Just about 4 years ago, we already heard of Sprint trying to make a turnaround. Now, it’s 2014 and they’re still talking about a turnaround?? No wonder why Softbank CEO Masayoshi Son met Sprint executives with yells last time out.
What happened to their said customer-centric strategy? Customer experience. Build the brand. Conserve cash.
Okay, Sprint CEO Dan Hesse simplified product offerings to help customers better understand their products aside from making them more affordable to ensure better customer experience. And so that time, yes, they did save $2bn just from customer service operations. And then what? After the moment’s jump in performance here and there, they unseemingly went back to unprofitability.
Why? We see inflexibility as the main culprit, and this only means poor leadership. Failure to anticipate and adjust.
Let’s look deeper into what Hesse said.. “What’s been frustrating is when we come out with something like ‘unlimited data for life’,and then we have network issues.” Result? Subscriber losses.

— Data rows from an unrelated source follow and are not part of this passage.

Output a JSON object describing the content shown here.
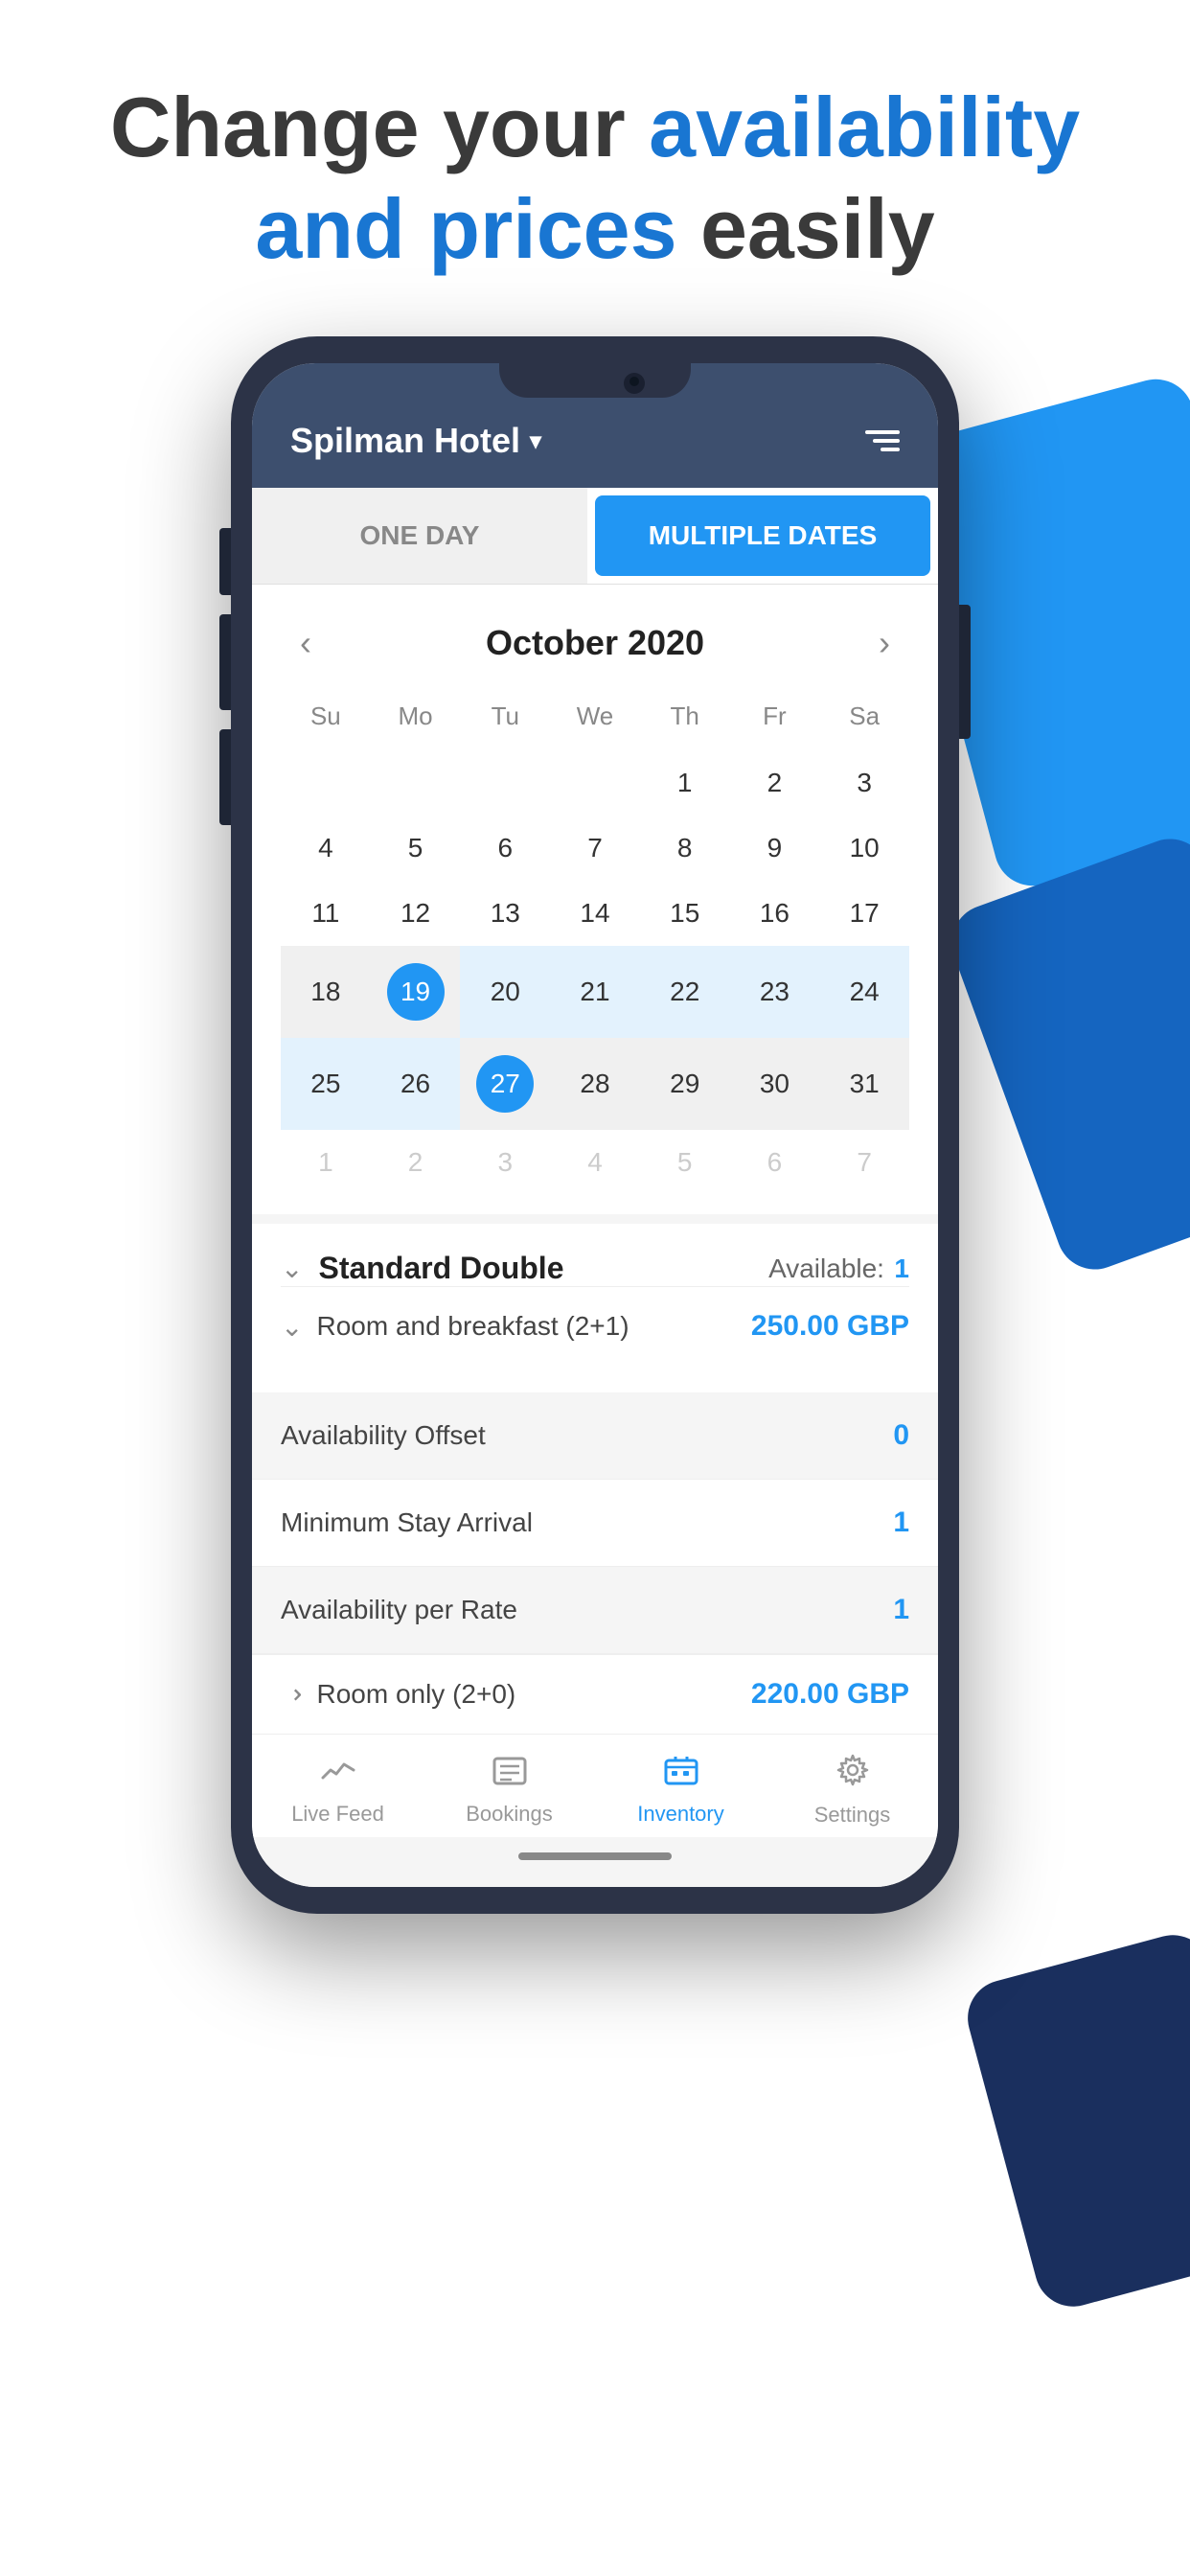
{
  "header": {
    "line1": "Change your ",
    "highlight1": "availability",
    "line2": "and prices",
    "line2_plain": " easily"
  },
  "app": {
    "hotel_name": "Spilman Hotel",
    "tabs": [
      {
        "label": "ONE DAY",
        "active": false
      },
      {
        "label": "MULTIPLE DATES",
        "active": true
      }
    ],
    "calendar": {
      "month": "October 2020",
      "prev_arrow": "‹",
      "next_arrow": "›",
      "day_headers": [
        "Su",
        "Mo",
        "Tu",
        "We",
        "Th",
        "Fr",
        "Sa"
      ],
      "weeks": [
        [
          {
            "day": "",
            "type": "empty"
          },
          {
            "day": "",
            "type": "empty"
          },
          {
            "day": "",
            "type": "empty"
          },
          {
            "day": "",
            "type": "empty"
          },
          {
            "day": "1",
            "type": "normal"
          },
          {
            "day": "2",
            "type": "normal"
          },
          {
            "day": "3",
            "type": "normal"
          }
        ],
        [
          {
            "day": "4",
            "type": "normal"
          },
          {
            "day": "5",
            "type": "normal"
          },
          {
            "day": "6",
            "type": "normal"
          },
          {
            "day": "7",
            "type": "normal"
          },
          {
            "day": "8",
            "type": "normal"
          },
          {
            "day": "9",
            "type": "normal"
          },
          {
            "day": "10",
            "type": "normal"
          }
        ],
        [
          {
            "day": "11",
            "type": "normal"
          },
          {
            "day": "12",
            "type": "normal"
          },
          {
            "day": "13",
            "type": "normal"
          },
          {
            "day": "14",
            "type": "normal"
          },
          {
            "day": "15",
            "type": "normal"
          },
          {
            "day": "16",
            "type": "normal"
          },
          {
            "day": "17",
            "type": "normal"
          }
        ],
        [
          {
            "day": "18",
            "type": "normal"
          },
          {
            "day": "19",
            "type": "selected-start"
          },
          {
            "day": "20",
            "type": "range"
          },
          {
            "day": "21",
            "type": "range"
          },
          {
            "day": "22",
            "type": "range"
          },
          {
            "day": "23",
            "type": "range"
          },
          {
            "day": "24",
            "type": "range"
          }
        ],
        [
          {
            "day": "25",
            "type": "range"
          },
          {
            "day": "26",
            "type": "range"
          },
          {
            "day": "27",
            "type": "selected-end"
          },
          {
            "day": "28",
            "type": "normal"
          },
          {
            "day": "29",
            "type": "normal"
          },
          {
            "day": "30",
            "type": "normal"
          },
          {
            "day": "31",
            "type": "normal"
          }
        ],
        [
          {
            "day": "1",
            "type": "other-month"
          },
          {
            "day": "2",
            "type": "other-month"
          },
          {
            "day": "3",
            "type": "other-month"
          },
          {
            "day": "4",
            "type": "other-month"
          },
          {
            "day": "5",
            "type": "other-month"
          },
          {
            "day": "6",
            "type": "other-month"
          },
          {
            "day": "7",
            "type": "other-month"
          }
        ]
      ]
    },
    "room": {
      "name": "Standard Double",
      "available_label": "Available:",
      "available_count": "1",
      "rates": [
        {
          "name": "Room and breakfast (2+1)",
          "price": "250.00 GBP",
          "expanded": true
        }
      ],
      "info_rows": [
        {
          "label": "Availability Offset",
          "value": "0"
        },
        {
          "label": "Minimum Stay Arrival",
          "value": "1"
        },
        {
          "label": "Availability per Rate",
          "value": "1"
        }
      ],
      "more_rates": [
        {
          "name": "Room only (2+0)",
          "price": "220.00 GBP",
          "expanded": false
        }
      ]
    },
    "bottom_nav": [
      {
        "label": "Live Feed",
        "icon": "📈",
        "active": false
      },
      {
        "label": "Bookings",
        "icon": "≡",
        "active": false
      },
      {
        "label": "Inventory",
        "icon": "📅",
        "active": true
      },
      {
        "label": "Settings",
        "icon": "⚙",
        "active": false
      }
    ]
  }
}
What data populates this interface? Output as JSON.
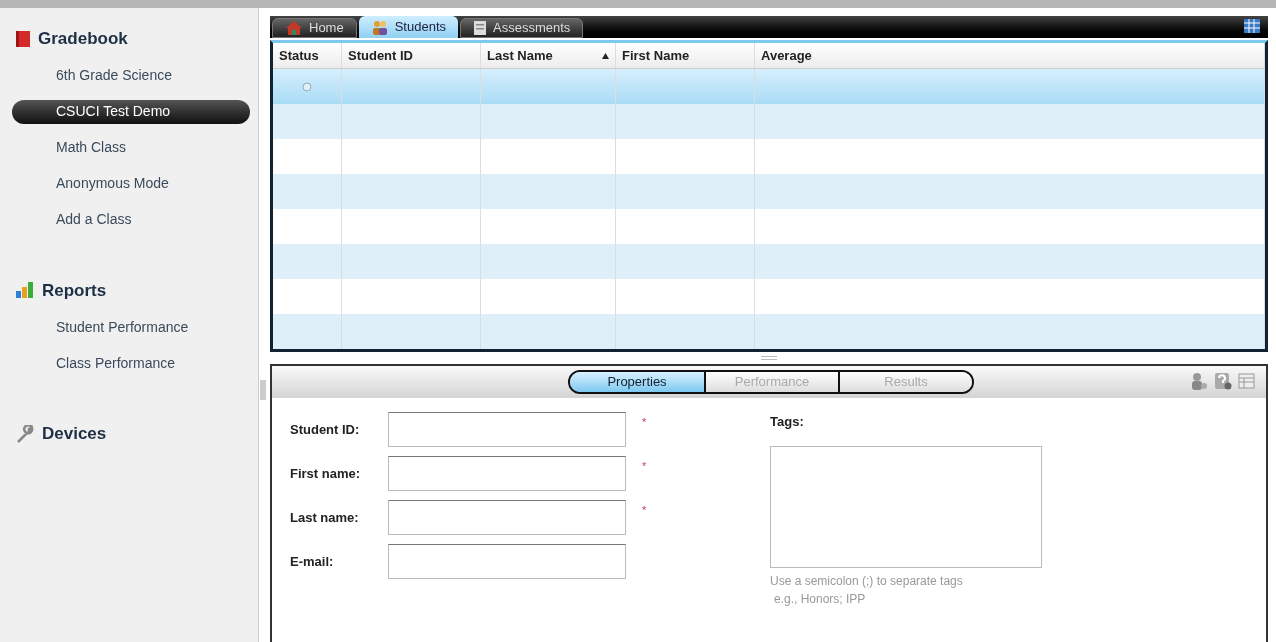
{
  "sidebar": {
    "sections": [
      {
        "kind": "gradebook",
        "title": "Gradebook",
        "items": [
          {
            "label": "6th Grade Science",
            "selected": false
          },
          {
            "label": "CSUCI Test Demo",
            "selected": true
          },
          {
            "label": "Math Class",
            "selected": false
          },
          {
            "label": "Anonymous Mode",
            "selected": false
          },
          {
            "label": "Add a Class",
            "selected": false
          }
        ]
      },
      {
        "kind": "reports",
        "title": "Reports",
        "items": [
          {
            "label": "Student Performance",
            "selected": false
          },
          {
            "label": "Class Performance",
            "selected": false
          }
        ]
      },
      {
        "kind": "devices",
        "title": "Devices"
      }
    ]
  },
  "tabs": [
    {
      "kind": "home",
      "label": "Home",
      "selected": false
    },
    {
      "kind": "students",
      "label": "Students",
      "selected": true
    },
    {
      "kind": "assessments",
      "label": "Assessments",
      "selected": false
    }
  ],
  "table": {
    "columns": [
      {
        "label": "Status",
        "sorted": false
      },
      {
        "label": "Student ID",
        "sorted": false
      },
      {
        "label": "Last Name",
        "sorted": true
      },
      {
        "label": "First Name",
        "sorted": false
      },
      {
        "label": "Average",
        "sorted": false
      }
    ],
    "rows": [
      {
        "selected": true
      },
      {
        "selected": false
      },
      {
        "selected": false
      },
      {
        "selected": false
      },
      {
        "selected": false
      },
      {
        "selected": false
      },
      {
        "selected": false
      },
      {
        "selected": false
      }
    ]
  },
  "detail_tabs": [
    {
      "label": "Properties",
      "selected": true
    },
    {
      "label": "Performance",
      "selected": false
    },
    {
      "label": "Results",
      "selected": false
    }
  ],
  "form": {
    "fields": [
      {
        "label": "Student ID:",
        "required": true
      },
      {
        "label": "First name:",
        "required": true
      },
      {
        "label": "Last name:",
        "required": true
      },
      {
        "label": "E-mail:",
        "required": false
      }
    ],
    "required_mark": "*",
    "tags": {
      "label": "Tags:",
      "hint": "Use a semicolon (;) to separate tags",
      "example": "e.g., Honors; IPP"
    }
  }
}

Now, if Hesse says such loss is predictable and inevitable into gaining much more subscribers, then we could indeed be seeing a rougher ride ahead. But hey, if it were “predictable and inevitable” then why wasn’t he able to, at least, keep a lid on media, on Masayoshi Son?
As noted in their October meeting, Son lost his cool regarding Sprint’s advertising on not being able to entice enough customers – even yelling “Are you stupid?” while slamming his fist on the table and suggesting that Sprint replace all its ad agencies.
Well, while Verizon and AT&T has been lording over the US’ telecommunications industry, Sprint has been left to pick up leftovers mainly because they failed to see the coming storm and so adjust their sails.
As for bringing in 1000 Softbank employees to help out Sprint.. why, what’ll they do, distribute flyers? Or go door-to-door? Unless they use such manpower to open up more service centers or something like that, this is a bit impractical especially that they’re trying to recover. More than improving service plans, why not just create a trend? Better partnerships would come more easily once you prove to be the winning choice.
What’s your take?